‘Rise’ Is Based On A True Story, But With One Major, Troubling Change

If you love musicals, kids who sing their hearts out, and family drama, NBC's Rise is perfect for you. The show follows a group of high school students as they produce the musical Spring Awakening, and, as you can probably imagine, the racy content doesn't go over well with the community. Couple that with the pressures of life, school, and family that are looming over the students, well, you've got a glass case of emotions. Luckily for viewers, these emotions frequently come out in song. Rise is based on a true story, to add to its impact. There's a real-life foundation to the musical tale, but some audience members are taking issue with its version of events.

According to the Philly Voice, Rise is loosely based on the 2013 book Drama High, written by Michael Sokolove. The book follows the story of teacher Lou Volpe and his involvement with the Harry S. Truman High School drama program in Levittown, Pennsylvania. As written by The New York Times, Volpe was able to make his high school drama program flourish even in the troubling financial situation cause by the last recession. Budgets were being cut, but Volpe was able to bring the Truman program to national attention with productions of shows such as Les Miserables, Spring Awakening, and RENT. His choice of "controversial" works that spawned conversation about sexuality, social issues, and addiction, to name a few, was the point, and it changed not just the lives of his students but the community around him. Volpe also had his own "Tracey" as he does in the show — a former student, Tracey Krause, who went off to college, got a degree in education, and came back to run the program so Volpe could retire.

Peter Kramer/NBC

Though it sounds like one hell of an inspirational piece of television, Rise hasn't been without its controversy. Volpe was a closeted married man at one time, and came out as gay later in life. Lou, Rise's Volpe counterpart, is a straight man with a wife and three kids.
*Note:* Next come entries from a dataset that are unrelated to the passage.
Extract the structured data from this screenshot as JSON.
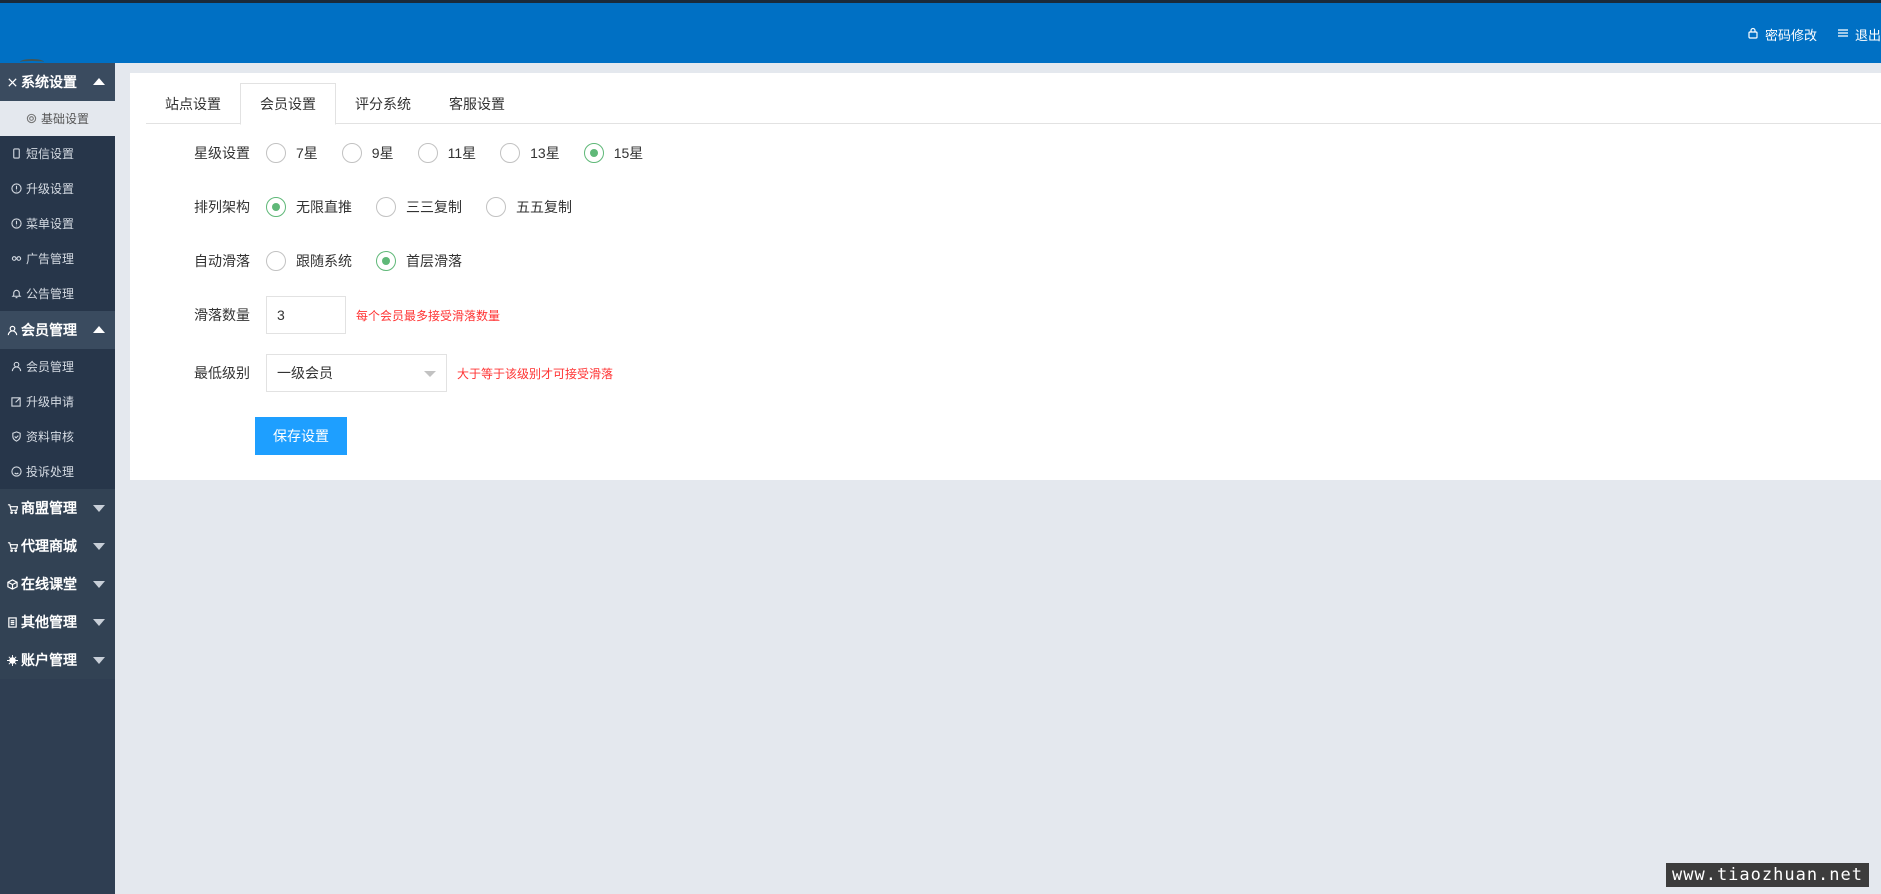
{
  "header": {
    "links": [
      {
        "label": "密码修改",
        "icon": "lock-icon"
      },
      {
        "label": "退出",
        "icon": "menu-lines-icon"
      }
    ]
  },
  "sidebar": {
    "groups": [
      {
        "label": "系统设置",
        "icon": "tools-icon",
        "open": true,
        "items": [
          {
            "label": "基础设置",
            "icon": "gear-icon",
            "active": true
          },
          {
            "label": "短信设置",
            "icon": "phone-icon"
          },
          {
            "label": "升级设置",
            "icon": "info-circle-icon"
          },
          {
            "label": "菜单设置",
            "icon": "info-circle-icon"
          },
          {
            "label": "广告管理",
            "icon": "link-icon"
          },
          {
            "label": "公告管理",
            "icon": "bell-icon"
          }
        ]
      },
      {
        "label": "会员管理",
        "icon": "user-icon",
        "open": true,
        "items": [
          {
            "label": "会员管理",
            "icon": "person-icon"
          },
          {
            "label": "升级申请",
            "icon": "edit-icon"
          },
          {
            "label": "资料审核",
            "icon": "shield-icon"
          },
          {
            "label": "投诉处理",
            "icon": "smile-icon"
          }
        ]
      },
      {
        "label": "商盟管理",
        "icon": "cart-icon",
        "open": false
      },
      {
        "label": "代理商城",
        "icon": "cart-icon",
        "open": false
      },
      {
        "label": "在线课堂",
        "icon": "cube-icon",
        "open": false
      },
      {
        "label": "其他管理",
        "icon": "document-icon",
        "open": false
      },
      {
        "label": "账户管理",
        "icon": "cog-icon",
        "open": false
      }
    ]
  },
  "tabs": [
    {
      "label": "站点设置",
      "active": false
    },
    {
      "label": "会员设置",
      "active": true
    },
    {
      "label": "评分系统",
      "active": false
    },
    {
      "label": "客服设置",
      "active": false
    }
  ],
  "form": {
    "star": {
      "label": "星级设置",
      "options": [
        "7星",
        "9星",
        "11星",
        "13星",
        "15星"
      ],
      "selected": "15星"
    },
    "arrange": {
      "label": "排列架构",
      "options": [
        "无限直推",
        "三三复制",
        "五五复制"
      ],
      "selected": "无限直推"
    },
    "slide": {
      "label": "自动滑落",
      "options": [
        "跟随系统",
        "首层滑落"
      ],
      "selected": "首层滑落"
    },
    "slide_count": {
      "label": "滑落数量",
      "value": "3",
      "hint": "每个会员最多接受滑落数量"
    },
    "min_level": {
      "label": "最低级别",
      "value": "一级会员",
      "hint": "大于等于该级别才可接受滑落"
    },
    "save_label": "保存设置"
  },
  "watermark": "www.tiaozhuan.net",
  "colors": {
    "header": "#0070c4",
    "sidebar": "#2f3e52",
    "primary_button": "#1e9fff",
    "radio_checked": "#5fb878",
    "hint": "#ff3333"
  }
}
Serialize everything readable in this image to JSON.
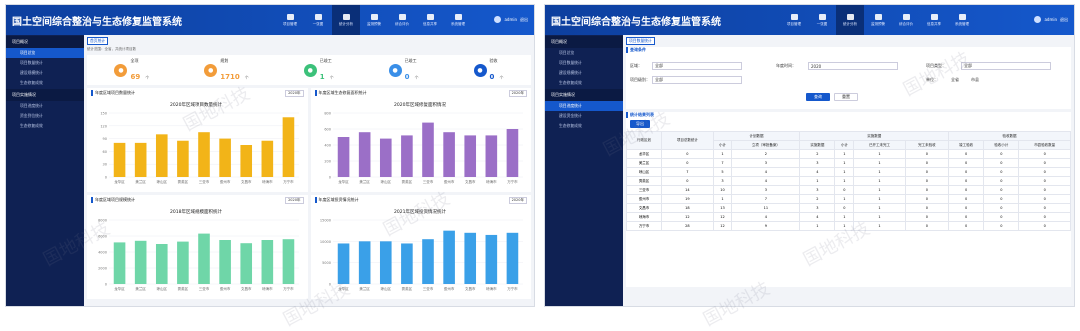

Because of this key change, the producers of Rise have been accused of "straight-washing" his story.

Rise executive producers Jason Katims, Jeffrey Seller, and Flody Suarez gave a joint statement regarding the backlash, which appeared in The Hollywood Reporter. It reads:

"The misinterpretation by some of what we've done with this show goes against what we fundamentally believe and who we are as individuals. We are firmly committed to LGBTQ inclusion, and most of all, are excited for the community to see Rise, which we believe portrays positive depictions of LGBTQ characters and stories on broadcast television with honesty and sensitivity. To that end, we worked with GLAAD on the show's LGBTQ storylines to ensure they are told with respect and authenticity."

According to the Hollywood Reporter, Rise "has been working with LGBTQ advocacy group GLAAD on many of its storylines in an effort to realistically portray [its] stories." These stories include that of Michael, a transgender student; Simon, a teen exploring his own sexuality; and Lou's married lesbian sister-in-law. Bustle has reached out to NBC for comment.

In terms of what else to expect from Rise, Katims, who also produced Friday Night Lights and Parenthood, says that pieces of his old shows will be evident in the new one. In an interview with TV Guide, Katims said he feels a lot of Friday Night Lights in Rise because of the subject matter and location. "One of the things that I was drawn to was that it felt similar in one way to Friday Night Lights and, while the subject matter is very different, both shows were focused in a small town," he said. "They were working class. I felt like I really wanted to tell this story and, in a similar way, have it feel like, 'Oh, I feel like I've been dropped down into this town. I just know these people and they feel real to me.'"

And in some ways, real they are. Rise premieres March 13 — inspired by a man who dedicated his life to bringing the arts to town that needed them to stand out.